Exercise instructions: Search the entries for the word "Channel". Copy every line that holds it.

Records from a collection
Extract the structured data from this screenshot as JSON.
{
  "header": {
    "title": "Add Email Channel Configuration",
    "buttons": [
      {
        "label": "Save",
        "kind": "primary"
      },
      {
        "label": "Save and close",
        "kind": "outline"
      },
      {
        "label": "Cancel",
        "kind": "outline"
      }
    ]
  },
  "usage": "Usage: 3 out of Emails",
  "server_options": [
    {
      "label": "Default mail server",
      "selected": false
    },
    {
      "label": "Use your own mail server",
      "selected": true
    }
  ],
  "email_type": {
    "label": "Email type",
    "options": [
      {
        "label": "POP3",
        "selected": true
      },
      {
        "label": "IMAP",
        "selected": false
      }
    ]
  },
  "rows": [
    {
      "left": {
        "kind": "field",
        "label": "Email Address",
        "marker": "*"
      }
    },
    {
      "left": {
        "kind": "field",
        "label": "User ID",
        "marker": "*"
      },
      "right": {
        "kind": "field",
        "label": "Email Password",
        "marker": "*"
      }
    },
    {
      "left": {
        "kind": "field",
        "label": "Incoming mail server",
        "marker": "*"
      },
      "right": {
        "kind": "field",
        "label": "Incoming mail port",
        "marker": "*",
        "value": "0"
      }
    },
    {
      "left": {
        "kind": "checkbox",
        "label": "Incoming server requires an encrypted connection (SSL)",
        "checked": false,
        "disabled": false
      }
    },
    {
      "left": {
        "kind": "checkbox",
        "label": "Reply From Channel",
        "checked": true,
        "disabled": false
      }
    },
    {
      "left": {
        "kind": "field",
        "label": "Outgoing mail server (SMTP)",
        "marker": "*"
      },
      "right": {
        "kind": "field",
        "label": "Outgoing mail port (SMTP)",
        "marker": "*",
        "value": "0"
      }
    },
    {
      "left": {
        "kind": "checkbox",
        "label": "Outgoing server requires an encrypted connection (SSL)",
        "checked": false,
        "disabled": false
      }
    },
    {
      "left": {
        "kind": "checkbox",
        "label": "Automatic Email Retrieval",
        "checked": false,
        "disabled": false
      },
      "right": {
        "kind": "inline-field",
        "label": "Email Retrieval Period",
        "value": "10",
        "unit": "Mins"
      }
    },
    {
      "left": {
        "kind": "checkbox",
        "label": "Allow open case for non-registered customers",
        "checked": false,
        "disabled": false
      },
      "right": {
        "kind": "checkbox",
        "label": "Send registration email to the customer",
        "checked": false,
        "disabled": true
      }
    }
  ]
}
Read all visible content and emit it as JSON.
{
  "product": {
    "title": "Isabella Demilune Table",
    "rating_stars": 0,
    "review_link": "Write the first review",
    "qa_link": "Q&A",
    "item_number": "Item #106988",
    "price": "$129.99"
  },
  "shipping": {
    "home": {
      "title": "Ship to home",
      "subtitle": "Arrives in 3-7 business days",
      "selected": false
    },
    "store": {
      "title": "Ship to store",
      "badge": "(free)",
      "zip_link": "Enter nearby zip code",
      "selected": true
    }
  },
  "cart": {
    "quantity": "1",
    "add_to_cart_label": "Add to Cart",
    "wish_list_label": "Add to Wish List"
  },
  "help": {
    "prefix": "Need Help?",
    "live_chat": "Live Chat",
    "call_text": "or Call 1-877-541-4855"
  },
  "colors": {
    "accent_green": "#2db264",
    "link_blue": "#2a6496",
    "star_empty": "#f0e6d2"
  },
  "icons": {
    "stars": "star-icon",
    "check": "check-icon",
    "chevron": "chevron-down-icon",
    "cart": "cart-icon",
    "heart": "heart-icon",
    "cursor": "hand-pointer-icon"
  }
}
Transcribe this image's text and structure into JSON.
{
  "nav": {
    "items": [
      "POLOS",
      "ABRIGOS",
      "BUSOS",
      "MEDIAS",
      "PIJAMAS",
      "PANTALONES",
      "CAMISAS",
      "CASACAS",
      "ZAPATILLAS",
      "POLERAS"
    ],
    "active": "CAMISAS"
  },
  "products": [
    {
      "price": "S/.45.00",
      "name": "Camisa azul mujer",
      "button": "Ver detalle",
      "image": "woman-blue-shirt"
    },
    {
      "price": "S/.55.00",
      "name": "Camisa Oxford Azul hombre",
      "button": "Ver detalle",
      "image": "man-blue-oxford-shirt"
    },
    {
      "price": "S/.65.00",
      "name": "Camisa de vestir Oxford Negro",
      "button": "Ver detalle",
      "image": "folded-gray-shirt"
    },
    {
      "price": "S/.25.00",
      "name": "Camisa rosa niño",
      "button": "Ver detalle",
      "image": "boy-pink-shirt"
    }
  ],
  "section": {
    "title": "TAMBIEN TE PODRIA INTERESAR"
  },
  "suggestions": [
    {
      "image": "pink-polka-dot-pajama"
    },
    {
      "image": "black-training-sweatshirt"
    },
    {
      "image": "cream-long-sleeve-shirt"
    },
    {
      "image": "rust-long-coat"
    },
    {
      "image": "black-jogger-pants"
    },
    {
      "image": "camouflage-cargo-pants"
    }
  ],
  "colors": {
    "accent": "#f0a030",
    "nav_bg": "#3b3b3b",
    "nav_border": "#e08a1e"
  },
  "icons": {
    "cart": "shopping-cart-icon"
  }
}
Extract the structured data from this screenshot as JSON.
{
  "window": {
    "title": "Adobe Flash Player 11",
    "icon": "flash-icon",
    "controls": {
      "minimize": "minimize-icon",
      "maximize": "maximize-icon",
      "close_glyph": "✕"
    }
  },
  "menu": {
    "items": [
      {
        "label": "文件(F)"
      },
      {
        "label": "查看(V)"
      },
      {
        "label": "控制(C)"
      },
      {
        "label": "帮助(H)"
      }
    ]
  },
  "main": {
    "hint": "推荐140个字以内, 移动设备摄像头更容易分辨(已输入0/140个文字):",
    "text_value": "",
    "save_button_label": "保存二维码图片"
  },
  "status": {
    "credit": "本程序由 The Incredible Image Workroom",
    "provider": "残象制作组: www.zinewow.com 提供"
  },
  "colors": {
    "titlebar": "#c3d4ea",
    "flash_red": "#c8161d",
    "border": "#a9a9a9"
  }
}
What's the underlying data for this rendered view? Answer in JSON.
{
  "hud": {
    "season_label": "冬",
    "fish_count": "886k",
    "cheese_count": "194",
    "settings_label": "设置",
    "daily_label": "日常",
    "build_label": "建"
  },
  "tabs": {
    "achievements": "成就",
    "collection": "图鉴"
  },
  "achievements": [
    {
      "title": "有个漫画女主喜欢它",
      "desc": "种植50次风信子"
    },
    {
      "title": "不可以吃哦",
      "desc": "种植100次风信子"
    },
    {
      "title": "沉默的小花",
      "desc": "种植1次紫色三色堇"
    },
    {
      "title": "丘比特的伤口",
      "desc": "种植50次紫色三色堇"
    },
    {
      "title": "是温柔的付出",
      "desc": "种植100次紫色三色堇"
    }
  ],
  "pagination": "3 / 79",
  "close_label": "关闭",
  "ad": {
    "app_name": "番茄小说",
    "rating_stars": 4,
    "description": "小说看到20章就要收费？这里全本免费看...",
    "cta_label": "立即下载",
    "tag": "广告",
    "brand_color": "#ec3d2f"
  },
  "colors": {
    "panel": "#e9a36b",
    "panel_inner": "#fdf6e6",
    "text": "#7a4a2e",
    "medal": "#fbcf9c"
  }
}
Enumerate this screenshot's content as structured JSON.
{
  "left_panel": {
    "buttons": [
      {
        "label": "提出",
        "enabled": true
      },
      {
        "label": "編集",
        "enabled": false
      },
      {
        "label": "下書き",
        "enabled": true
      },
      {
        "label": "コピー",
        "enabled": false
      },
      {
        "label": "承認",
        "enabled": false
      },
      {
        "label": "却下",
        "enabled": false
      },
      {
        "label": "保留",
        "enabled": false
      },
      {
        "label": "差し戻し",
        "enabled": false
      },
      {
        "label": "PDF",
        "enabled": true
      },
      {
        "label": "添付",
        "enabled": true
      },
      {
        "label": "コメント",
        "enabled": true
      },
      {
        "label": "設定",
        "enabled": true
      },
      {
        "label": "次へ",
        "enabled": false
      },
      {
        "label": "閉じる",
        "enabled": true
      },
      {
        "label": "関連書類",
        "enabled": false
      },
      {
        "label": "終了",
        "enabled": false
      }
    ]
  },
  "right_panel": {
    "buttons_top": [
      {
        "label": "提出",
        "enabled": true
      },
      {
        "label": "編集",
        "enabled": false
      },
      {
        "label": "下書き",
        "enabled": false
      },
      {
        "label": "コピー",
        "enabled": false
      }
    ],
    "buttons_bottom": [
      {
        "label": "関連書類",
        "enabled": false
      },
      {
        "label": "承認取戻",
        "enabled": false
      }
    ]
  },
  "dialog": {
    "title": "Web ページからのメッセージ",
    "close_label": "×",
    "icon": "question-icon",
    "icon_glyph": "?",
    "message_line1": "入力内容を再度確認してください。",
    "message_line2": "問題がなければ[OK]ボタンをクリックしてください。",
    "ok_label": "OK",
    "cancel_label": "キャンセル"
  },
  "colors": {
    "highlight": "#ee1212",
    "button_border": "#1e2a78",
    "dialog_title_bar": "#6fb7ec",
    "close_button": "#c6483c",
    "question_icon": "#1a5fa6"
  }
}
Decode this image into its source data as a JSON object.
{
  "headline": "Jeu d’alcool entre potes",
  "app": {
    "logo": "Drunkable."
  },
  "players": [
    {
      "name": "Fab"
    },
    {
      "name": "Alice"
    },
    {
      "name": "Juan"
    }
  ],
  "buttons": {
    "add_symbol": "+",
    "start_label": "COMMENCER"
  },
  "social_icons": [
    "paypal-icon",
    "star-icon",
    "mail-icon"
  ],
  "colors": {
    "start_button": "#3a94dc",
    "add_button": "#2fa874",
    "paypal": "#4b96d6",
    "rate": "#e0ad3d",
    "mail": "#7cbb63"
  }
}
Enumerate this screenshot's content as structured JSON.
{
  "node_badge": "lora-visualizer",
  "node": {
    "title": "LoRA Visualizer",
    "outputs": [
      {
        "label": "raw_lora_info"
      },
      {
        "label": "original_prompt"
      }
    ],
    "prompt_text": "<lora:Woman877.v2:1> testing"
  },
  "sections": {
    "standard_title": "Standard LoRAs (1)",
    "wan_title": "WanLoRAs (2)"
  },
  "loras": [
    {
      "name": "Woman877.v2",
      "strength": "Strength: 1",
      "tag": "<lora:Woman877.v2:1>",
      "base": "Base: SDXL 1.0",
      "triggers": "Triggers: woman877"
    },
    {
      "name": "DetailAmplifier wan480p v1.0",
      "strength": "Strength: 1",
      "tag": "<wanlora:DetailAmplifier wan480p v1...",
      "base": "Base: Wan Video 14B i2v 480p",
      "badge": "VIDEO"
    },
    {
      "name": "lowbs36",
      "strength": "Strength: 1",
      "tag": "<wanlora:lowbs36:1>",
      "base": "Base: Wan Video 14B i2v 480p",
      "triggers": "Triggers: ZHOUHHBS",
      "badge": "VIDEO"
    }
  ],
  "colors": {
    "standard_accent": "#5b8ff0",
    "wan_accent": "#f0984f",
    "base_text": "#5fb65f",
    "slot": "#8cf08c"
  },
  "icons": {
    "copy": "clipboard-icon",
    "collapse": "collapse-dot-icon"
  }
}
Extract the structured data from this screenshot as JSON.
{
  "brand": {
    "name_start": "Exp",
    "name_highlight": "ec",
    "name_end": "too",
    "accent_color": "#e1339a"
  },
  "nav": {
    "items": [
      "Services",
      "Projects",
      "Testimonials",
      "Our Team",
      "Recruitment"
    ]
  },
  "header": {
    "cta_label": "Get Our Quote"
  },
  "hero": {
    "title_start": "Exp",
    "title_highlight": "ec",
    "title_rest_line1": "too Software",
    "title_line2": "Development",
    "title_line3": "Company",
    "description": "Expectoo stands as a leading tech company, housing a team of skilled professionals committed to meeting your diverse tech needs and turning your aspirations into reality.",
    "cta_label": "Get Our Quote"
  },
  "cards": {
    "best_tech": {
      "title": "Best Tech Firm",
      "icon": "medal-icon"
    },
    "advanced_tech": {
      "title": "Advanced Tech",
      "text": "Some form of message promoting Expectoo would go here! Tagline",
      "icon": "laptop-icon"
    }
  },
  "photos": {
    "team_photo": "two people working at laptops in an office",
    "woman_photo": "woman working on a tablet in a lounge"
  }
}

Response box:
    "title": "Add Email Channel Configuration",
        "label": "Reply From Channel",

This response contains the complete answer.